Then again, the Red Sox thought they could roll over the Twins last weekend and came away with a four-game split, so it's difficult to handicap these things.

It should help, too, that the Red Sox are getting healthier.

Junichi Tazawa returned this week, and Craig Kimbrel could be back as early as Monday in Seattle. Chris Young and Josh Rutledge could rejoin them before they head out on their next road swing in mid-August.

With all the talk of the daunting schedule and demanding travel ahead, Dustin Pedroia was having none of it.

"We can play just as well on the road as we have at home,'' said Pedroia. "That stuff (the schedule) is irrelevant.''

Maybe. But one way or another, we're about to find out.

Source: Sox seek smaller pieces, not big names, at trade deadline

Source: Sox seek smaller pieces, not big names, at trade deadline

BOSTON -- According to an N.L. talent evaluator who is familiar with some of the Red Sox ongoing talks with teams leading up to the non-waiver trade deadline, the Sox seem focused on adding a bullpen piece and/or back-end starters.

The need for the former is rather obvious, given the current injuries to Criag Kimbrel and Koji Uehara. The Sox can use some upgrades and another experienced arm to guide them through the final two months.

As for the rotation, it's not a surprise that the Sox aren't serious bidders for more glamorous names like Chris Sale, since that would require them to gut their farm system.
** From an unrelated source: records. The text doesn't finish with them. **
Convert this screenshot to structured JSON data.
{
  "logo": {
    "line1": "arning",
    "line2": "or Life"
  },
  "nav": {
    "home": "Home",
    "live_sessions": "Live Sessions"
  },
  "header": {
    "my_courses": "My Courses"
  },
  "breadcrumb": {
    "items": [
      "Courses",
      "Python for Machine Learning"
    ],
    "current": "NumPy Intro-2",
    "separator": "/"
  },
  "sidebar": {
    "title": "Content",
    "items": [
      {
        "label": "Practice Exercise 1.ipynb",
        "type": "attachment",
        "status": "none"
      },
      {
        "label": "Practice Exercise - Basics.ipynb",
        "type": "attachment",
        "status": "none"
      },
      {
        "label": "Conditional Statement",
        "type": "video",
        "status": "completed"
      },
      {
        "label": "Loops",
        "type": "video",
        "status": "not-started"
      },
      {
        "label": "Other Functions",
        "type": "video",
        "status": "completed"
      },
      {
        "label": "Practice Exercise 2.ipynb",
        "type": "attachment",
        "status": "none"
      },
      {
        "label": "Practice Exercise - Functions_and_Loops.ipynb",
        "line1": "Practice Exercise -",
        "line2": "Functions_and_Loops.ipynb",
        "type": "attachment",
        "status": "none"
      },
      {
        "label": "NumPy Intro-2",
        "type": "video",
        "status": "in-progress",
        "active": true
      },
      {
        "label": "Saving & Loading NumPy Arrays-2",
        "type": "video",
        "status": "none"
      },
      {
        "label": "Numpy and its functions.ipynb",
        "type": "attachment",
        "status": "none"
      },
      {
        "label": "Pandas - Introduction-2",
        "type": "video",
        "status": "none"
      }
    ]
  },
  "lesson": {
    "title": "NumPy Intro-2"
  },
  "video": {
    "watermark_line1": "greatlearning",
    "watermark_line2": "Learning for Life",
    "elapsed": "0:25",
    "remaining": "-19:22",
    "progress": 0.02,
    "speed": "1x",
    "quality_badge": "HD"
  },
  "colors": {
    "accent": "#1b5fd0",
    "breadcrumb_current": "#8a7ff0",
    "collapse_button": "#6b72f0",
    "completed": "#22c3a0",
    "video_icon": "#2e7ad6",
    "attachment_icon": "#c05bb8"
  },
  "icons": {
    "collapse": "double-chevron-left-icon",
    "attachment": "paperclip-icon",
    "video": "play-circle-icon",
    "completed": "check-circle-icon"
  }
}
But the team's starter depth is perilous, with only Clay Buchholz in reserve. It makes perfect sense that the Sox would be seeking someone else to help provide them with insurance against further injuries or under-performance.